▸ **Task to carry out**
Word for word, set down the records and skip each picture.

▸ **Exercise materials**

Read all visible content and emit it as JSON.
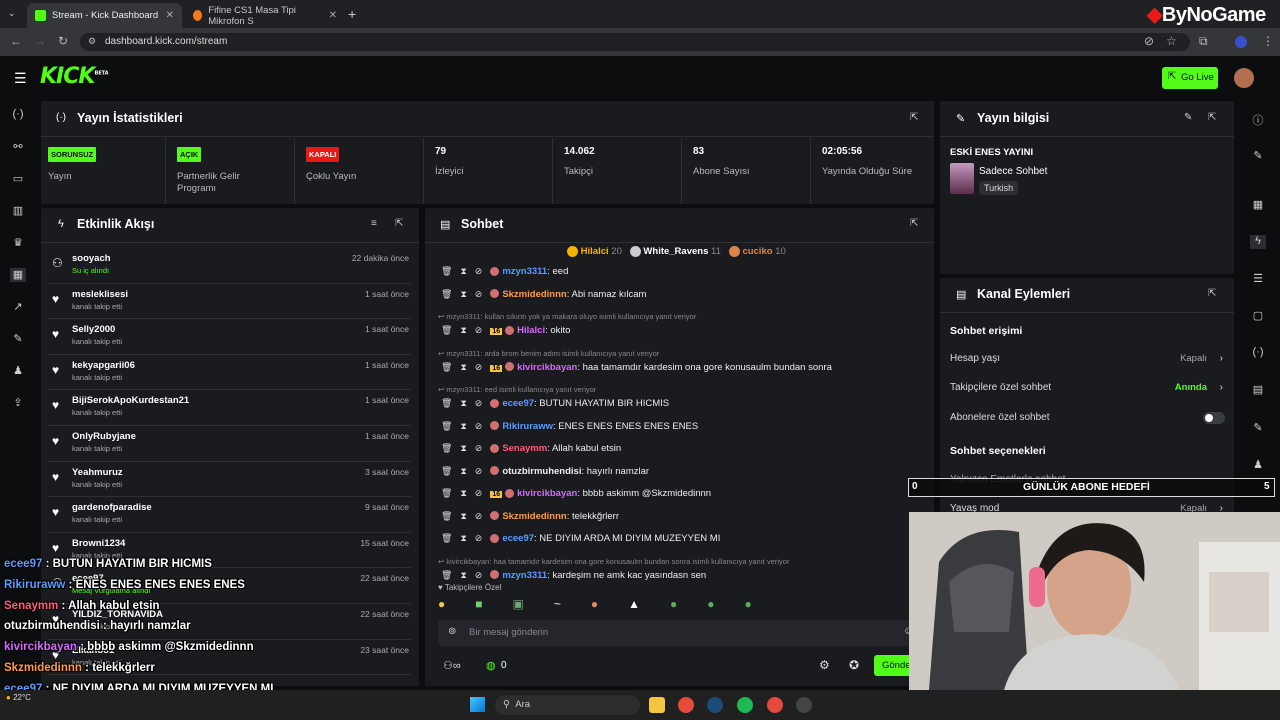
{
  "browser": {
    "tabs": [
      {
        "title": "Stream - Kick Dashboard"
      },
      {
        "title": "Fifine CS1 Masa Tipi Mikrofon S"
      }
    ],
    "url": "dashboard.kick.com/stream"
  },
  "app": {
    "logo": "KICK",
    "logo_sup": "BETA",
    "go_live": "Go Live"
  },
  "stats": {
    "title": "Yayın İstatistikleri",
    "items": [
      {
        "badge": "SORUNSUZ",
        "label": "Yayın",
        "color": "#53fc18"
      },
      {
        "badge": "AÇIK",
        "label": "Partnerlik Gelir Programı",
        "color": "#53fc18"
      },
      {
        "badge": "KAPALI",
        "label": "Çoklu Yayın",
        "color": "#e91916"
      },
      {
        "value": "79",
        "label": "İzleyici"
      },
      {
        "value": "14.062",
        "label": "Takipçi"
      },
      {
        "value": "83",
        "label": "Abone Sayısı"
      },
      {
        "value": "02:05:56",
        "label": "Yayında Olduğu Süre"
      }
    ]
  },
  "stream_info": {
    "title": "Yayın bilgisi",
    "stream_title": "ESKİ ENES YAYINI",
    "category": "Sadece Sohbet",
    "language": "Turkish"
  },
  "activity": {
    "title": "Etkinlik Akışı",
    "items": [
      {
        "name": "sooyach",
        "sub": "Su iç alındı",
        "time": "22 dakika önce",
        "icon": "reward-icon"
      },
      {
        "name": "mesleklisesi",
        "sub": "kanalı takip etti",
        "time": "1 saat önce",
        "icon": "heart-icon"
      },
      {
        "name": "Selly2000",
        "sub": "kanalı takip etti",
        "time": "1 saat önce",
        "icon": "heart-icon"
      },
      {
        "name": "kekyapgarii06",
        "sub": "kanalı takip etti",
        "time": "1 saat önce",
        "icon": "heart-icon"
      },
      {
        "name": "BijiSerokApoKurdestan21",
        "sub": "kanalı takip etti",
        "time": "1 saat önce",
        "icon": "heart-icon"
      },
      {
        "name": "OnlyRubyjane",
        "sub": "kanalı takip etti",
        "time": "1 saat önce",
        "icon": "heart-icon"
      },
      {
        "name": "Yeahmuruz",
        "sub": "kanalı takip etti",
        "time": "3 saat önce",
        "icon": "heart-icon"
      },
      {
        "name": "gardenofparadise",
        "sub": "kanalı takip etti",
        "time": "9 saat önce",
        "icon": "heart-icon"
      },
      {
        "name": "Browni1234",
        "sub": "kanalı takip etti",
        "time": "15 saat önce",
        "icon": "heart-icon"
      },
      {
        "name": "ecee97",
        "sub": "Mesaj Vurgulama alındı",
        "time": "22 saat önce",
        "icon": "reward-icon"
      },
      {
        "name": "YILDIZ_TORNAVIDA",
        "sub": "kanalı takip etti",
        "time": "22 saat önce",
        "icon": "heart-icon"
      },
      {
        "name": "Elkanoo1",
        "sub": "kanalı takip etti",
        "time": "23 saat önce",
        "icon": "heart-icon"
      }
    ]
  },
  "chat": {
    "title": "Sohbet",
    "top": [
      {
        "name": "Hilalci",
        "count": "20"
      },
      {
        "name": "White_Ravens",
        "count": "11"
      },
      {
        "name": "cuciko",
        "count": "10"
      }
    ],
    "messages": [
      {
        "user": "mzyn3311",
        "color": "#5b9bff",
        "text": "eed",
        "age": ""
      },
      {
        "user": "Skzmidedinnn",
        "color": "#ff9b4a",
        "text": "Abi namaz kılcam",
        "age": ""
      },
      {
        "reply": "mzyn3311: kullan sıkıntı yok ya makara oluyo isimli kullanıcıya yanıt veriyor"
      },
      {
        "user": "Hilalci",
        "color": "#d46bff",
        "text": "okito",
        "age": "16"
      },
      {
        "reply": "mzyn3311: arda brom benim adım isimli kullanıcıya yanıt veriyor"
      },
      {
        "user": "kivircikbayan",
        "color": "#d46bff",
        "text": "haa tamamdır kardesim ona gore konusaulm bundan sonra",
        "age": "16"
      },
      {
        "reply": "mzyn3311: eed isimli kullanıcıya yanıt veriyor"
      },
      {
        "user": "ecee97",
        "color": "#5b9bff",
        "text": "BUTUN HAYATIM BIR HICMIS",
        "age": ""
      },
      {
        "user": "Rikiruraww",
        "color": "#5b9bff",
        "text": "ENES ENES ENES ENES ENES",
        "age": ""
      },
      {
        "user": "Senaymm",
        "color": "#ff5b7a",
        "text": "Allah kabul etsin",
        "age": ""
      },
      {
        "user": "otuzbirmuhendisi",
        "color": "#eeeeee",
        "text": "hayırlı namzlar",
        "age": ""
      },
      {
        "user": "kivircikbayan",
        "color": "#d46bff",
        "text": "bbbb askimm @Skzmidedinnn",
        "age": "16"
      },
      {
        "user": "Skzmidedinnn",
        "color": "#ff9b4a",
        "text": "telekkğrlerr",
        "age": ""
      },
      {
        "user": "ecee97",
        "color": "#5b9bff",
        "text": "NE DIYIM ARDA MI DIYIM MUZEYYEN MI",
        "age": ""
      },
      {
        "reply": "kivircikbayan: haa tamamdır kardesim ona gore konusaulm bundan sonra isimli kullanıcıya yanıt veriyor"
      },
      {
        "user": "mzyn3311",
        "color": "#5b9bff",
        "text": "kardeşim ne amk kac yasındasn sen",
        "age": ""
      }
    ],
    "mode": "Takipçilere Özel",
    "placeholder": "Bir mesaj gönderin",
    "points": "0",
    "send": "Gönder"
  },
  "actions": {
    "title": "Kanal Eylemleri",
    "access_title": "Sohbet erişimi",
    "rows": [
      {
        "label": "Hesap yaşı",
        "value": "Kapalı",
        "color": "#aaaaaa"
      },
      {
        "label": "Takipçilere özel sohbet",
        "value": "Anında",
        "color": "#53fc18"
      },
      {
        "label": "Abonelere özel sohbet",
        "value": "",
        "color": "#aaaaaa"
      }
    ],
    "options_title": "Sohbet seçenekleri",
    "options": [
      {
        "label": "Yalnızca Emotlarla sohbet"
      },
      {
        "label": "Yavaş mod",
        "value": "Kapalı"
      }
    ]
  },
  "overlay": {
    "goal": {
      "left": "0",
      "title": "GÜNLÜK ABONE HEDEFİ",
      "right": "5"
    },
    "brand": "ByNoGame",
    "chat": [
      {
        "user": "ecee97",
        "color": "#5b9bff",
        "text": "BUTUN HAYATIM BIR HICMIS"
      },
      {
        "user": "Rikiruraww",
        "color": "#5b9bff",
        "text": "ENES ENES ENES ENES ENES"
      },
      {
        "user": "Senaymm",
        "color": "#ff5b7a",
        "text": "Allah kabul etsin"
      },
      {
        "user": "otuzbirmuhendisi",
        "color": "#ffffff",
        "text": "hayırlı namzlar"
      },
      {
        "user": "kivircikbayan",
        "color": "#d46bff",
        "text": "bbbb askimm @Skzmidedinnn"
      },
      {
        "user": "Skzmidedinnn",
        "color": "#ff9b4a",
        "text": "telekkğrlerr"
      },
      {
        "user": "ecee97",
        "color": "#5b9bff",
        "text": "NE DIYIM ARDA MI DIYIM MUZEYYEN MI"
      },
      {
        "user": "mzyn3311",
        "color": "#5b9bff",
        "text": "kardeşim ne amk kac yasındasn sen"
      }
    ]
  },
  "taskbar": {
    "search": "Ara",
    "temp": "22°C"
  }
}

▸ **Worked solution**
Read all visible content and emit it as JSON.
{
  "browser": {
    "tabs": [
      {
        "title": "Stream - Kick Dashboard"
      },
      {
        "title": "Fifine CS1 Masa Tipi Mikrofon S"
      }
    ],
    "url": "dashboard.kick.com/stream"
  },
  "app": {
    "logo": "KICK",
    "logo_sup": "BETA",
    "go_live": "Go Live"
  },
  "stats": {
    "title": "Yayın İstatistikleri",
    "items": [
      {
        "badge": "SORUNSUZ",
        "label": "Yayın",
        "color": "#53fc18"
      },
      {
        "badge": "AÇIK",
        "label": "Partnerlik Gelir Programı",
        "color": "#53fc18"
      },
      {
        "badge": "KAPALI",
        "label": "Çoklu Yayın",
        "color": "#e91916"
      },
      {
        "value": "79",
        "label": "İzleyici"
      },
      {
        "value": "14.062",
        "label": "Takipçi"
      },
      {
        "value": "83",
        "label": "Abone Sayısı"
      },
      {
        "value": "02:05:56",
        "label": "Yayında Olduğu Süre"
      }
    ]
  },
  "stream_info": {
    "title": "Yayın bilgisi",
    "stream_title": "ESKİ ENES YAYINI",
    "category": "Sadece Sohbet",
    "language": "Turkish"
  },
  "activity": {
    "title": "Etkinlik Akışı",
    "items": [
      {
        "name": "sooyach",
        "sub": "Su iç alındı",
        "time": "22 dakika önce",
        "icon": "reward-icon"
      },
      {
        "name": "mesleklisesi",
        "sub": "kanalı takip etti",
        "time": "1 saat önce",
        "icon": "heart-icon"
      },
      {
        "name": "Selly2000",
        "sub": "kanalı takip etti",
        "time": "1 saat önce",
        "icon": "heart-icon"
      },
      {
        "name": "kekyapgarii06",
        "sub": "kanalı takip etti",
        "time": "1 saat önce",
        "icon": "heart-icon"
      },
      {
        "name": "BijiSerokApoKurdestan21",
        "sub": "kanalı takip etti",
        "time": "1 saat önce",
        "icon": "heart-icon"
      },
      {
        "name": "OnlyRubyjane",
        "sub": "kanalı takip etti",
        "time": "1 saat önce",
        "icon": "heart-icon"
      },
      {
        "name": "Yeahmuruz",
        "sub": "kanalı takip etti",
        "time": "3 saat önce",
        "icon": "heart-icon"
      },
      {
        "name": "gardenofparadise",
        "sub": "kanalı takip etti",
        "time": "9 saat önce",
        "icon": "heart-icon"
      },
      {
        "name": "Browni1234",
        "sub": "kanalı takip etti",
        "time": "15 saat önce",
        "icon": "heart-icon"
      },
      {
        "name": "ecee97",
        "sub": "Mesaj Vurgulama alındı",
        "time": "22 saat önce",
        "icon": "reward-icon"
      },
      {
        "name": "YILDIZ_TORNAVIDA",
        "sub": "kanalı takip etti",
        "time": "22 saat önce",
        "icon": "heart-icon"
      },
      {
        "name": "Elkanoo1",
        "sub": "kanalı takip etti",
        "time": "23 saat önce",
        "icon": "heart-icon"
      }
    ]
  },
  "chat": {
    "title": "Sohbet",
    "top": [
      {
        "name": "Hilalci",
        "count": "20"
      },
      {
        "name": "White_Ravens",
        "count": "11"
      },
      {
        "name": "cuciko",
        "count": "10"
      }
    ],
    "messages": [
      {
        "user": "mzyn3311",
        "color": "#5b9bff",
        "text": "eed",
        "age": ""
      },
      {
        "user": "Skzmidedinnn",
        "color": "#ff9b4a",
        "text": "Abi namaz kılcam",
        "age": ""
      },
      {
        "reply": "mzyn3311: kullan sıkıntı yok ya makara oluyo isimli kullanıcıya yanıt veriyor"
      },
      {
        "user": "Hilalci",
        "color": "#d46bff",
        "text": "okito",
        "age": "16"
      },
      {
        "reply": "mzyn3311: arda brom benim adım isimli kullanıcıya yanıt veriyor"
      },
      {
        "user": "kivircikbayan",
        "color": "#d46bff",
        "text": "haa tamamdır kardesim ona gore konusaulm bundan sonra",
        "age": "16"
      },
      {
        "reply": "mzyn3311: eed isimli kullanıcıya yanıt veriyor"
      },
      {
        "user": "ecee97",
        "color": "#5b9bff",
        "text": "BUTUN HAYATIM BIR HICMIS",
        "age": ""
      },
      {
        "user": "Rikiruraww",
        "color": "#5b9bff",
        "text": "ENES ENES ENES ENES ENES",
        "age": ""
      },
      {
        "user": "Senaymm",
        "color": "#ff5b7a",
        "text": "Allah kabul etsin",
        "age": ""
      },
      {
        "user": "otuzbirmuhendisi",
        "color": "#eeeeee",
        "text": "hayırlı namzlar",
        "age": ""
      },
      {
        "user": "kivircikbayan",
        "color": "#d46bff",
        "text": "bbbb askimm @Skzmidedinnn",
        "age": "16"
      },
      {
        "user": "Skzmidedinnn",
        "color": "#ff9b4a",
        "text": "telekkğrlerr",
        "age": ""
      },
      {
        "user": "ecee97",
        "color": "#5b9bff",
        "text": "NE DIYIM ARDA MI DIYIM MUZEYYEN MI",
        "age": ""
      },
      {
        "reply": "kivircikbayan: haa tamamdır kardesim ona gore konusaulm bundan sonra isimli kullanıcıya yanıt veriyor"
      },
      {
        "user": "mzyn3311",
        "color": "#5b9bff",
        "text": "kardeşim ne amk kac yasındasn sen",
        "age": ""
      }
    ],
    "mode": "Takipçilere Özel",
    "placeholder": "Bir mesaj gönderin",
    "points": "0",
    "send": "Gönder"
  },
  "actions": {
    "title": "Kanal Eylemleri",
    "access_title": "Sohbet erişimi",
    "rows": [
      {
        "label": "Hesap yaşı",
        "value": "Kapalı",
        "color": "#aaaaaa"
      },
      {
        "label": "Takipçilere özel sohbet",
        "value": "Anında",
        "color": "#53fc18"
      },
      {
        "label": "Abonelere özel sohbet",
        "value": "",
        "color": "#aaaaaa"
      }
    ],
    "options_title": "Sohbet seçenekleri",
    "options": [
      {
        "label": "Yalnızca Emotlarla sohbet"
      },
      {
        "label": "Yavaş mod",
        "value": "Kapalı"
      }
    ]
  },
  "overlay": {
    "goal": {
      "left": "0",
      "title": "GÜNLÜK ABONE HEDEFİ",
      "right": "5"
    },
    "brand": "ByNoGame",
    "chat": [
      {
        "user": "ecee97",
        "color": "#5b9bff",
        "text": "BUTUN HAYATIM BIR HICMIS"
      },
      {
        "user": "Rikiruraww",
        "color": "#5b9bff",
        "text": "ENES ENES ENES ENES ENES"
      },
      {
        "user": "Senaymm",
        "color": "#ff5b7a",
        "text": "Allah kabul etsin"
      },
      {
        "user": "otuzbirmuhendisi",
        "color": "#ffffff",
        "text": "hayırlı namzlar"
      },
      {
        "user": "kivircikbayan",
        "color": "#d46bff",
        "text": "bbbb askimm @Skzmidedinnn"
      },
      {
        "user": "Skzmidedinnn",
        "color": "#ff9b4a",
        "text": "telekkğrlerr"
      },
      {
        "user": "ecee97",
        "color": "#5b9bff",
        "text": "NE DIYIM ARDA MI DIYIM MUZEYYEN MI"
      },
      {
        "user": "mzyn3311",
        "color": "#5b9bff",
        "text": "kardeşim ne amk kac yasındasn sen"
      }
    ]
  },
  "taskbar": {
    "search": "Ara",
    "temp": "22°C"
  }
}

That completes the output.